Web page and app entries

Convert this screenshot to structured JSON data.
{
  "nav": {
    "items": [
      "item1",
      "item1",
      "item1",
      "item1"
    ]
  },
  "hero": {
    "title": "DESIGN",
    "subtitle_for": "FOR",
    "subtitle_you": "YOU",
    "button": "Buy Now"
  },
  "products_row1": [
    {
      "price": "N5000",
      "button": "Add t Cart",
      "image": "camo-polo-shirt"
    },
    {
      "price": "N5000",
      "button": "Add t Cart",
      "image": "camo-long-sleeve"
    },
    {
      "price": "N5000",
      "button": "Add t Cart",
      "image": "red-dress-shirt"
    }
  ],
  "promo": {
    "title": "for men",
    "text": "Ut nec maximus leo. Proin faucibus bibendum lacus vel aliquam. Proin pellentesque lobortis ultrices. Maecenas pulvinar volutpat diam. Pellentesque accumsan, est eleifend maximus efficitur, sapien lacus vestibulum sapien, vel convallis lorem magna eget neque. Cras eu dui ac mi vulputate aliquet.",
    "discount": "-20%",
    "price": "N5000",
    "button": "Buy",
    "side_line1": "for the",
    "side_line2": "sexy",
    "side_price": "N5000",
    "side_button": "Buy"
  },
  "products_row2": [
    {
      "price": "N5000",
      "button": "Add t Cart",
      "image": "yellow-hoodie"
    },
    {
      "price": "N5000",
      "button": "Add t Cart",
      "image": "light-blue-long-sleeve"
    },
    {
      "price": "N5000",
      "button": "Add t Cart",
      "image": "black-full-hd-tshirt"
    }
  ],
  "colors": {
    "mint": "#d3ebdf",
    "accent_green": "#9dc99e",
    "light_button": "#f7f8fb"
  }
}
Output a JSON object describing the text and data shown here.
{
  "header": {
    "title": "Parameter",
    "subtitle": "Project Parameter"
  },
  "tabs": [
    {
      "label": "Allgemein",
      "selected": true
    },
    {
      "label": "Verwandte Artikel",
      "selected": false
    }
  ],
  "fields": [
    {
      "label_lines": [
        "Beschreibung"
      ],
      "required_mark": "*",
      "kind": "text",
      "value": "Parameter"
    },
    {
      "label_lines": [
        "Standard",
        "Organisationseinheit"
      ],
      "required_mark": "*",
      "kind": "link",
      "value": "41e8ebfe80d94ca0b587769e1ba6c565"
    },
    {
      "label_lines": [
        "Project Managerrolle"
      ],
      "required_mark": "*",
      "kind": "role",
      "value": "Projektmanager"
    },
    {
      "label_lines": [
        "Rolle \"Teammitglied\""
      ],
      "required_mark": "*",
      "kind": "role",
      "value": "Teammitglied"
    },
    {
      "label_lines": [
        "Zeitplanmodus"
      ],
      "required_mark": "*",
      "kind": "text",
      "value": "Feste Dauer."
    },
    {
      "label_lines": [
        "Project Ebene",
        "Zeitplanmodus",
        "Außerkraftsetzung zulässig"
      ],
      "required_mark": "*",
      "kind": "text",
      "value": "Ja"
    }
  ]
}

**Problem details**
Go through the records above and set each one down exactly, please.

**Exercise solution**
Convert this screenshot to structured JSON data.
{
  "nav": {
    "items": [
      "item1",
      "item1",
      "item1",
      "item1"
    ]
  },
  "hero": {
    "title": "DESIGN",
    "subtitle_for": "FOR",
    "subtitle_you": "YOU",
    "button": "Buy Now"
  },
  "products_row1": [
    {
      "price": "N5000",
      "button": "Add t Cart",
      "image": "camo-polo-shirt"
    },
    {
      "price": "N5000",
      "button": "Add t Cart",
      "image": "camo-long-sleeve"
    },
    {
      "price": "N5000",
      "button": "Add t Cart",
      "image": "red-dress-shirt"
    }
  ],
  "promo": {
    "title": "for men",
    "text": "Ut nec maximus leo. Proin faucibus bibendum lacus vel aliquam. Proin pellentesque lobortis ultrices. Maecenas pulvinar volutpat diam. Pellentesque accumsan, est eleifend maximus efficitur, sapien lacus vestibulum sapien, vel convallis lorem magna eget neque. Cras eu dui ac mi vulputate aliquet.",
    "discount": "-20%",
    "price": "N5000",
    "button": "Buy",
    "side_line1": "for the",
    "side_line2": "sexy",
    "side_price": "N5000",
    "side_button": "Buy"
  },
  "products_row2": [
    {
      "price": "N5000",
      "button": "Add t Cart",
      "image": "yellow-hoodie"
    },
    {
      "price": "N5000",
      "button": "Add t Cart",
      "image": "light-blue-long-sleeve"
    },
    {
      "price": "N5000",
      "button": "Add t Cart",
      "image": "black-full-hd-tshirt"
    }
  ],
  "colors": {
    "mint": "#d3ebdf",
    "accent_green": "#9dc99e",
    "light_button": "#f7f8fb"
  }
}
Output a JSON object describing the text and data shown here.
{
  "header": {
    "title": "Parameter",
    "subtitle": "Project Parameter"
  },
  "tabs": [
    {
      "label": "Allgemein",
      "selected": true
    },
    {
      "label": "Verwandte Artikel",
      "selected": false
    }
  ],
  "fields": [
    {
      "label_lines": [
        "Beschreibung"
      ],
      "required_mark": "*",
      "kind": "text",
      "value": "Parameter"
    },
    {
      "label_lines": [
        "Standard",
        "Organisationseinheit"
      ],
      "required_mark": "*",
      "kind": "link",
      "value": "41e8ebfe80d94ca0b587769e1ba6c565"
    },
    {
      "label_lines": [
        "Project Managerrolle"
      ],
      "required_mark": "*",
      "kind": "role",
      "value": "Projektmanager"
    },
    {
      "label_lines": [
        "Rolle \"Teammitglied\""
      ],
      "required_mark": "*",
      "kind": "role",
      "value": "Teammitglied"
    },
    {
      "label_lines": [
        "Zeitplanmodus"
      ],
      "required_mark": "*",
      "kind": "text",
      "value": "Feste Dauer."
    },
    {
      "label_lines": [
        "Project Ebene",
        "Zeitplanmodus",
        "Außerkraftsetzung zulässig"
      ],
      "required_mark": "*",
      "kind": "text",
      "value": "Ja"
    }
  ]
}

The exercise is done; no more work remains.